“Heaven Sent” is an example of Doctor Who at its best. A dark, compelling and character driven episode and working as an introspective about The Doctor. It is one of the best episodes of the Nu-Doctor Who series and easily Peter Capaldi’s best episode.
After the events of “Face the Raven”, The Doctor is teleported to a mysterious castle in the middle of a sea that is one light-year away from Earth. All around him are clues on what he needs to do and is surrounded by memories of his past. Even worse, The Doctor is being chased by a creature in a white cloak, having to avoid it while he figures out who put him in the castle and why.
“Heaven Sent” is a truly bold episode, working as an intense mystery and psychological drama with Capaldi excelling in the role, having to work alone for most of the episode. This episode shows The Doctor suffering from grief and is in pain and despair. We get to see more insight into the The Doctor’s mind, particularly his fears and doubts – linking back to the Season 9 openers. The script is based on The Doctor being forced to reveal a dark secret so he can move onto the next part of the puzzle or to save his life. This is The Doctor at his lowest ebb and it is an emotional moment, relying on a pep talk from a character from his past to get him out of this point. The phrase “get off your arse and win” needs to become a meme.
The mystery in “Heaven Sent” was well crafted, with the information given to us in small doses. There are little clues littered throughout regarding the endgame of the episode but it only really comes together at the end when everything is revealed. It will not be spoiled here, but it was a cracker as it shows how all these little clues were signalling the ending without being too obvious. It is beautifully tied together and “Heaven Sent” has a fantastic montage at the end, having plenty of gravity to it. This episode show’s Steven Moffatt’s writing at its best, being tight and concise as it ties everything together and works on an emotional level.

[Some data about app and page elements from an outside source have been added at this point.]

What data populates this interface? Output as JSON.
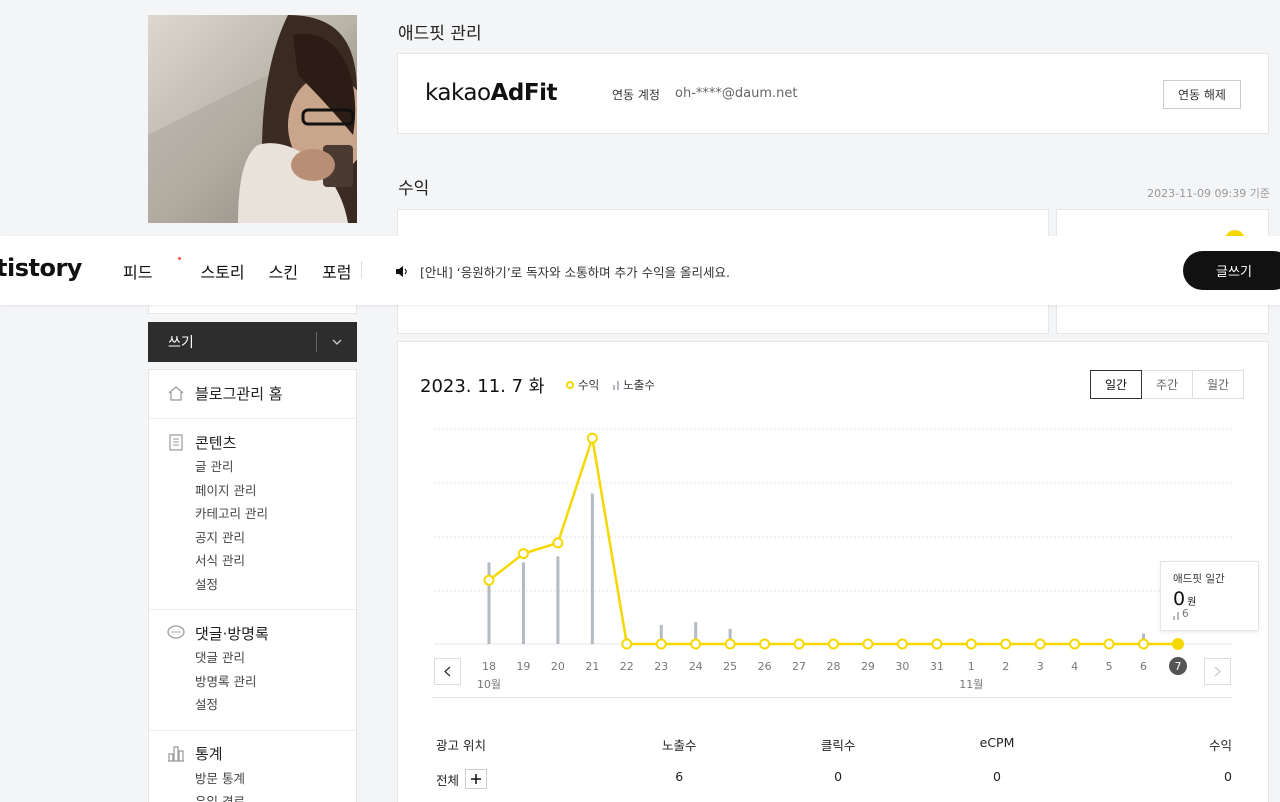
{
  "adfit": {
    "title": "애드핏 관리",
    "logo_light": "kakao",
    "logo_bold": "AdFit",
    "linked_label": "연동 계정",
    "linked_account": "oh-****@daum.net",
    "unlink_label": "연동 해제"
  },
  "revenue": {
    "title": "수익",
    "as_of": "2023-11-09 09:39 기준"
  },
  "topbar": {
    "logo": "tistory",
    "nav": [
      "피드",
      "스토리",
      "스킨",
      "포럼"
    ],
    "notice": "[안내] ‘응원하기’로 독자와 소통하며 추가 수익을 올리세요.",
    "write_label": "글쓰기"
  },
  "sidebar": {
    "write_label": "쓰기",
    "home_label": "블로그관리 홈",
    "sections": [
      {
        "title": "콘텐츠",
        "icon": "document-icon",
        "items": [
          "글 관리",
          "페이지 관리",
          "카테고리 관리",
          "공지 관리",
          "서식 관리",
          "설정"
        ]
      },
      {
        "title": "댓글·방명록",
        "icon": "speech-bubble-icon",
        "items": [
          "댓글 관리",
          "방명록 관리",
          "설정"
        ]
      },
      {
        "title": "통계",
        "icon": "bar-chart-icon",
        "items": [
          "방문 통계",
          "유입 경로"
        ]
      }
    ]
  },
  "chart_card": {
    "date": "2023. 11. 7",
    "weekday": "화",
    "legend_revenue": "수익",
    "legend_impressions": "노출수",
    "period_tabs": [
      "일간",
      "주간",
      "월간"
    ],
    "active_tab": "일간",
    "tooltip": {
      "title": "애드핏 일간",
      "value": "0",
      "unit": "원",
      "impressions": "6"
    }
  },
  "chart_data": {
    "type": "line",
    "x": [
      "18",
      "19",
      "20",
      "21",
      "22",
      "23",
      "24",
      "25",
      "26",
      "27",
      "28",
      "29",
      "30",
      "31",
      "1",
      "2",
      "3",
      "4",
      "5",
      "6",
      "7"
    ],
    "month_labels": [
      {
        "at": "18",
        "label": "10월"
      },
      {
        "at": "1",
        "label": "11월"
      }
    ],
    "selected": "7",
    "series": [
      {
        "name": "수익",
        "type": "line",
        "color": "#f5d800",
        "values": [
          160,
          227,
          254,
          517,
          0,
          0,
          0,
          0,
          0,
          0,
          0,
          0,
          0,
          0,
          0,
          0,
          0,
          0,
          0,
          0,
          0
        ]
      },
      {
        "name": "노출수",
        "type": "bar",
        "color": "#b4bac2",
        "values": [
          205,
          205,
          220,
          378,
          15,
          48,
          55,
          38,
          0,
          4,
          9,
          0,
          0,
          0,
          0,
          12,
          0,
          0,
          0,
          26,
          6
        ]
      }
    ],
    "grid": true
  },
  "summary_table": {
    "headers": [
      "광고 위치",
      "노출수",
      "클릭수",
      "eCPM",
      "수익"
    ],
    "row": {
      "label": "전체",
      "impressions": "6",
      "clicks": "0",
      "ecpm": "0",
      "revenue": "0"
    }
  },
  "colors": {
    "accent": "#f5d800",
    "bar": "#b4bac2",
    "dark": "#2d2d2d"
  }
}
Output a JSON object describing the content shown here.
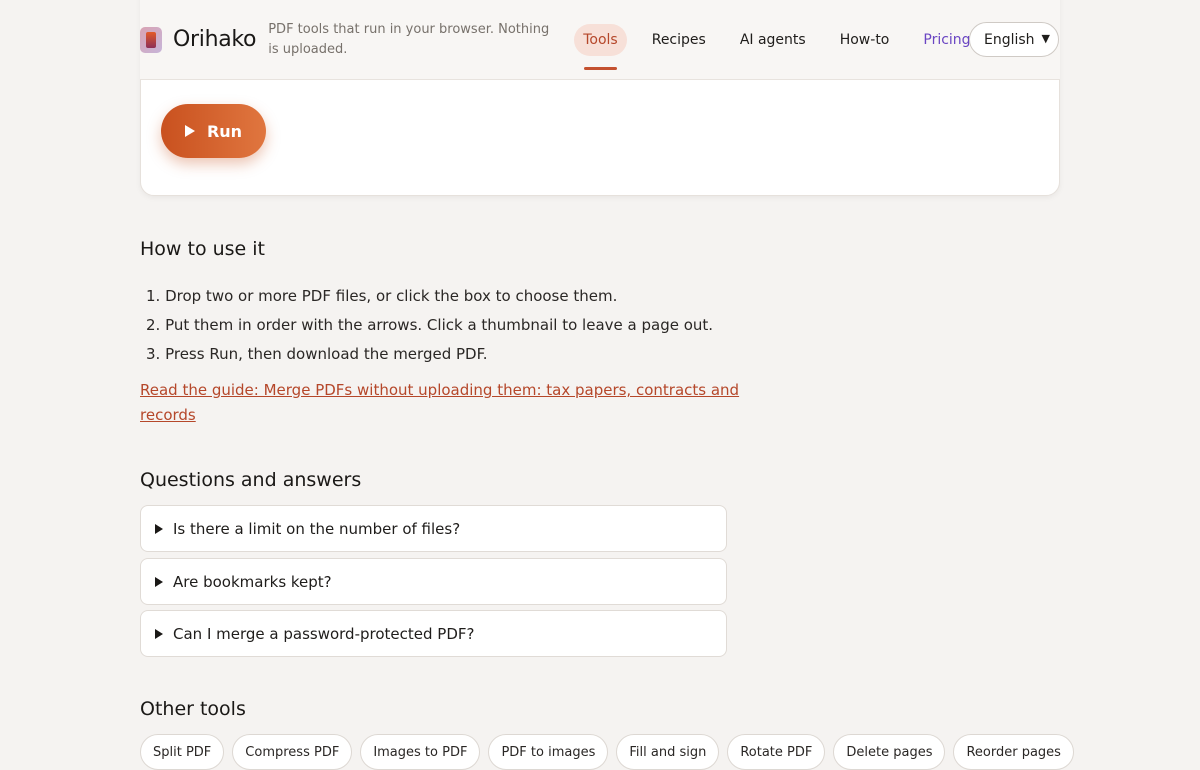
{
  "header": {
    "brand": "Orihako",
    "tagline": "PDF tools that run in your browser. Nothing is uploaded.",
    "nav": [
      "Tools",
      "Recipes",
      "AI agents",
      "How-to",
      "Pricing"
    ],
    "language": "English"
  },
  "tool": {
    "run_label": "Run"
  },
  "how_to": {
    "title": "How to use it",
    "steps": [
      "1. Drop two or more PDF files, or click the box to choose them.",
      "2. Put them in order with the arrows. Click a thumbnail to leave a page out.",
      "3. Press Run, then download the merged PDF."
    ],
    "guide_link": "Read the guide: Merge PDFs without uploading them: tax papers, contracts and records"
  },
  "faq": {
    "title": "Questions and answers",
    "items": [
      "Is there a limit on the number of files?",
      "Are bookmarks kept?",
      "Can I merge a password-protected PDF?"
    ]
  },
  "other_tools": {
    "title": "Other tools",
    "items": [
      "Split PDF",
      "Compress PDF",
      "Images to PDF",
      "PDF to images",
      "Fill and sign",
      "Rotate PDF",
      "Delete pages",
      "Reorder pages"
    ]
  },
  "colors": {
    "accent": "#c4512f",
    "pricing": "#6a45c2"
  }
}
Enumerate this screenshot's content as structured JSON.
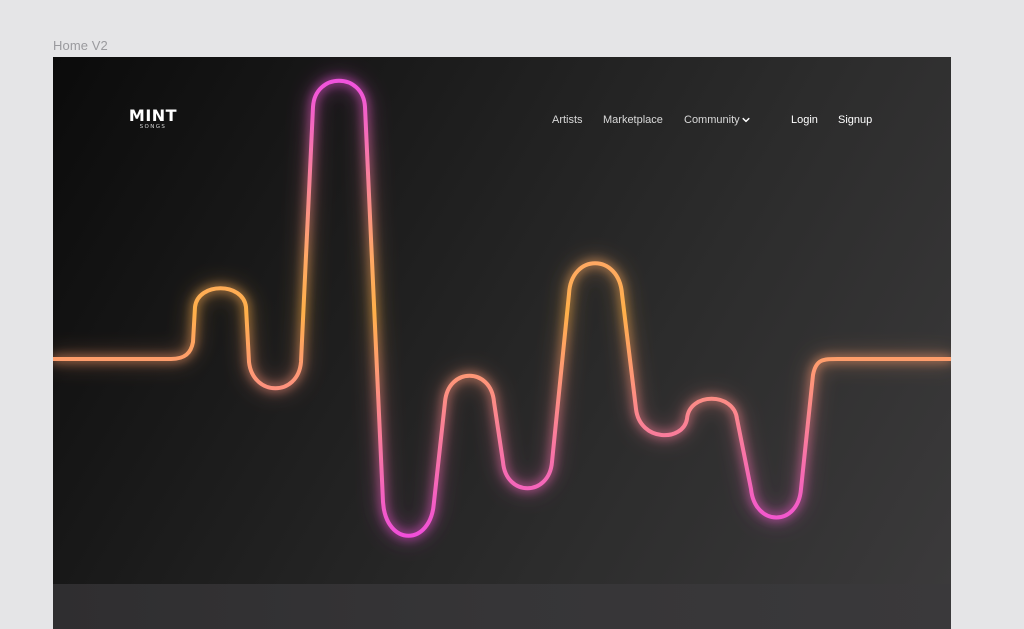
{
  "canvas": {
    "frame_label": "Home V2"
  },
  "brand": {
    "logo_main": "MINT",
    "logo_sub": "SONGS"
  },
  "nav": {
    "items": [
      {
        "label": "Artists"
      },
      {
        "label": "Marketplace"
      },
      {
        "label": "Community"
      }
    ],
    "login_label": "Login",
    "signup_label": "Signup"
  },
  "icons": {
    "community_dropdown": "chevron-down-icon"
  },
  "colors": {
    "wave_orange": "#ffb347",
    "wave_magenta": "#ff4fd8",
    "hero_background_dark": "#0b0b0b",
    "hero_background_light": "#3b3a3b",
    "page_background": "#e5e5e7"
  }
}
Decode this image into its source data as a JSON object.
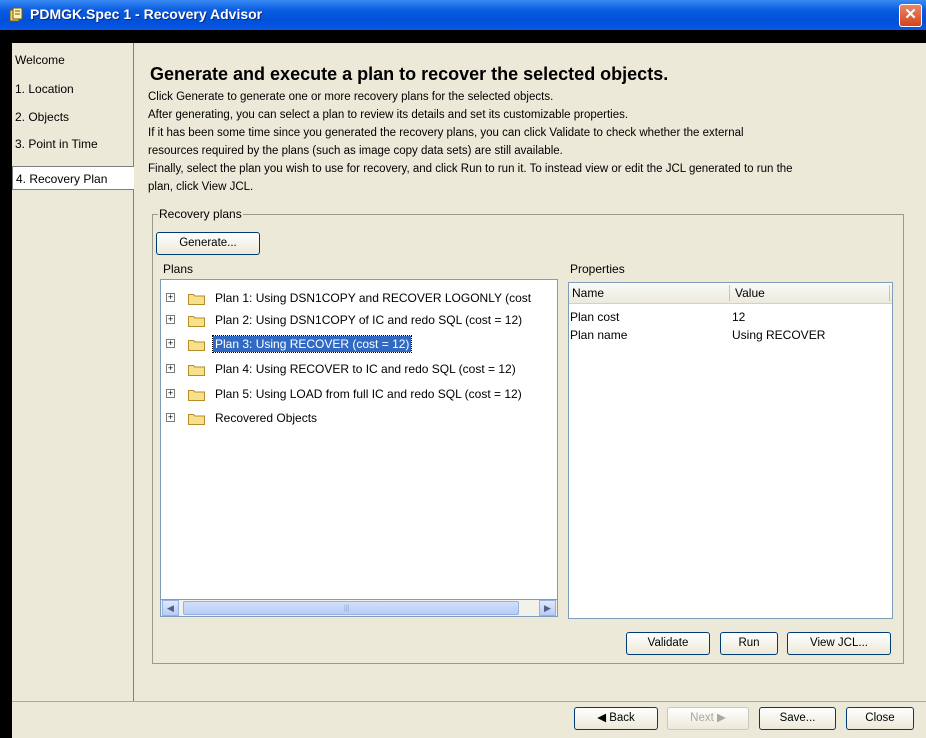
{
  "window": {
    "title": "PDMGK.Spec 1 - Recovery Advisor",
    "close_glyph": "✕"
  },
  "nav": {
    "items": [
      {
        "label": "Welcome"
      },
      {
        "label": "1. Location"
      },
      {
        "label": "2. Objects"
      },
      {
        "label": "3. Point in Time"
      },
      {
        "label": "4. Recovery Plan"
      }
    ]
  },
  "page": {
    "heading": "Generate and execute a plan to recover the selected objects.",
    "description": [
      "Click Generate to generate one or more recovery plans for the selected objects.",
      "After generating, you can select a plan to review its details and set its customizable properties.",
      "If it has been some time since you generated the recovery plans, you can click Validate to check whether the external",
      "resources required by the plans (such as image copy data sets) are still available.",
      "Finally, select the plan you wish to use for recovery, and click Run to run it. To instead view or edit the JCL generated to run the",
      "plan, click View JCL."
    ]
  },
  "recovery_plans": {
    "group_label": "Recovery plans",
    "generate_label": "Generate...",
    "plans_label": "Plans",
    "properties_label": "Properties",
    "tree": [
      {
        "label": "Plan 1: Using DSN1COPY and RECOVER LOGONLY (cost"
      },
      {
        "label": "Plan 2: Using DSN1COPY of IC and redo SQL (cost = 12)"
      },
      {
        "label": "Plan 3: Using RECOVER (cost = 12)"
      },
      {
        "label": "Plan 4: Using RECOVER to IC and redo SQL (cost = 12)"
      },
      {
        "label": "Plan 5: Using LOAD from full IC and redo SQL (cost = 12)"
      },
      {
        "label": "Recovered Objects"
      }
    ],
    "properties": {
      "columns": [
        "Name",
        "Value"
      ],
      "rows": [
        {
          "name": "Plan cost",
          "value": "12"
        },
        {
          "name": "Plan name",
          "value": "Using RECOVER"
        }
      ]
    },
    "validate_label": "Validate",
    "run_label": "Run",
    "viewjcl_label": "View JCL..."
  },
  "footer": {
    "back_label": "◀ Back",
    "next_label": "Next ▶",
    "save_label": "Save...",
    "close_label": "Close"
  }
}
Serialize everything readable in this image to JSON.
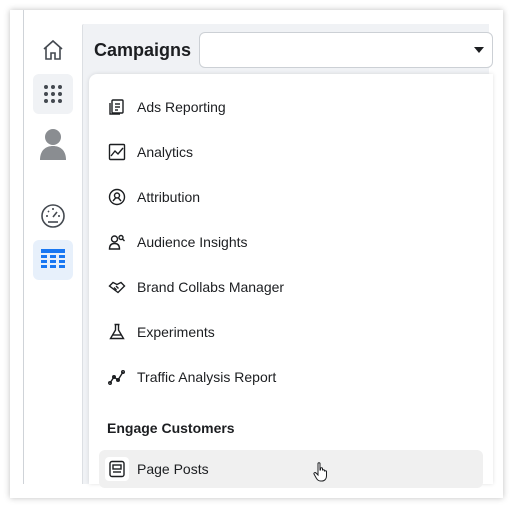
{
  "header": {
    "title": "Campaigns"
  },
  "campaign_select": {
    "value": ""
  },
  "rail": {
    "items": [
      {
        "name": "home-icon"
      },
      {
        "name": "apps-grid-icon"
      },
      {
        "name": "profile-icon"
      },
      {
        "name": "gauge-icon"
      },
      {
        "name": "table-icon"
      }
    ],
    "accent": "#1877f2"
  },
  "menu": {
    "items": [
      {
        "label": "Ads Reporting",
        "icon": "ads-reporting-icon"
      },
      {
        "label": "Analytics",
        "icon": "analytics-icon"
      },
      {
        "label": "Attribution",
        "icon": "attribution-icon"
      },
      {
        "label": "Audience Insights",
        "icon": "audience-insights-icon"
      },
      {
        "label": "Brand Collabs Manager",
        "icon": "handshake-icon"
      },
      {
        "label": "Experiments",
        "icon": "flask-icon"
      },
      {
        "label": "Traffic Analysis Report",
        "icon": "traffic-icon"
      }
    ],
    "section_heading": "Engage Customers",
    "engage_items": [
      {
        "label": "Page Posts",
        "icon": "page-posts-icon"
      }
    ]
  }
}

Rachel Talalay returns to direct the final two episodes of Doctor Who. Her direction is exemplary, capturing the somber tone of Moffat’s writing and The Doctor’s despair and isolation. There are dark moments, whether it is The Doctor reflecting to himself, falling into a sea of skulls and constantly being chased by The Veil – forcing The Doctor to make personal revelations. Like Moffat’s writing, Talalay’s direction ties the twist to the preceding events together perfectly. If “Sleep No More” is an example of Doctor Who trying to be inventive and failing, “Heaven Sent” is a Doctor Who episode being different and succeeding.
Murray Gold also supplies some of the best music ever for the show, which is a massive achievement considering his work for Doctor Who. It is the best music from this season, sharing some similar beats to Mozart’s “Requiem”. It gives “Heaven Sent” an operatic feel which best describes the episode as a whole, having grand moments – when all the floors of the castle movie like sliding puzzle and showcasing The Doctor’s personal turmoil. The music was a perfect reflection to the episode as a whole.
“Heaven Sent” is deserving of all the praise it has been receiving and it will go down as a classic Doctor Who episode. “Heaven Sent” stands alongside “Blink” for quality and invention.